Most of the asylum-seeking and refugee women with whom we work do not have the right to vote. Nor do they have access to the basic rights, to safety, dignity and liberty that all women should be able to expect.
But these women are ready to speak out, and it is time that their voices are heard by those who make the laws and policies that impact so greatly upon their lives.
As one woman who sought safety in the UK put it at a recent discussion we held after a screening of the film Suffragette, “2018 is the centenary of this great achievement by women in the UK. But our voices are still not heard, despite the challenges and injustices we face every single day.”

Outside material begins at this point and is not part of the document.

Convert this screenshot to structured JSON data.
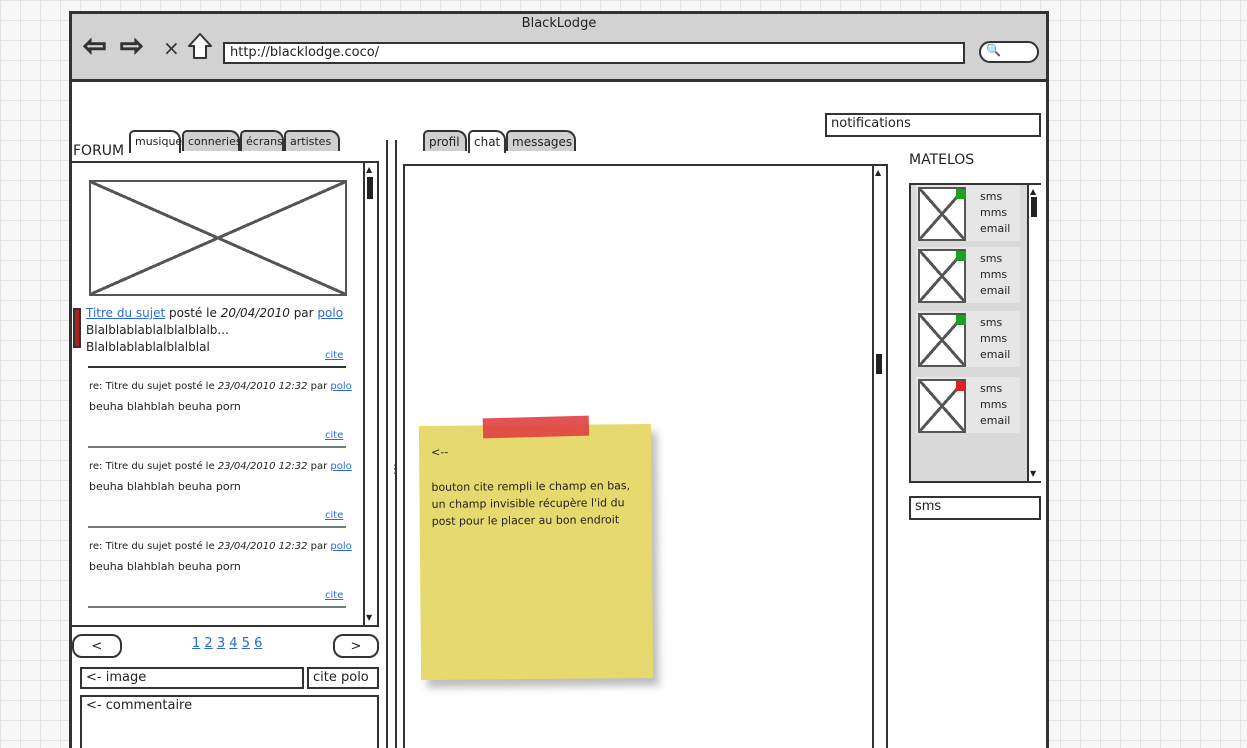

On 8 March, refugee and migrant women from across the country will come together to lobby their local MPs and share their stories. Refugee women are routinely locked up in detention, made destitute and put in positions where they are made unsafe.
As constituents, the refugee women in our network are inviting their MPs to meet with them at the #AllWomenCount lobby of Parliament. On Monday they got together at their regular English lessons to write letters to their MPs, and in these letters they explain their situations:
“My experience of seeking asylum in this country is traumatic, terrible and unsupportive. I came to this country in 2014 to seek safety. But I was put in detention twice… I am a vulnerable woman but the Home Office disbelieves me and asks me to leave this country and go back to D.R. Congo where I was sexually abused. My life is a nightmare. Since 2015 I am homeless.”
“I came to this country in September 2015… I am waiting until now for a first Home Office decision. I suffered rape and torture in D.R. Congo… I left my family, my children, my job and everything. I come for safety but unfortunately I have to struggle every day of my life.”
“My concern as an asylum seeker is that I am not able to afford legal representation and Home Office fees. My experience of seeking asylum is stressful and has caused me emotional ill health.”
“My concerns as a refugee are me still being homeless. I have experienced domestic violence, I cannot work and I have nowhere to live. I am struggling with my mental health.”
“Until now I have been dying to get in touch with you. My family has been suffering for a long time, we have been separated which causes so much pain and depression. Please use your good office to listen to my voice and support the rights and safety of my family.”
These women’s letters are now on the way to their MPs. If you agree that it is time that all women have basic rights to safety, dignity and liberty, please invite your own MP to meet you at the lobby and hear refugee women’s priorities.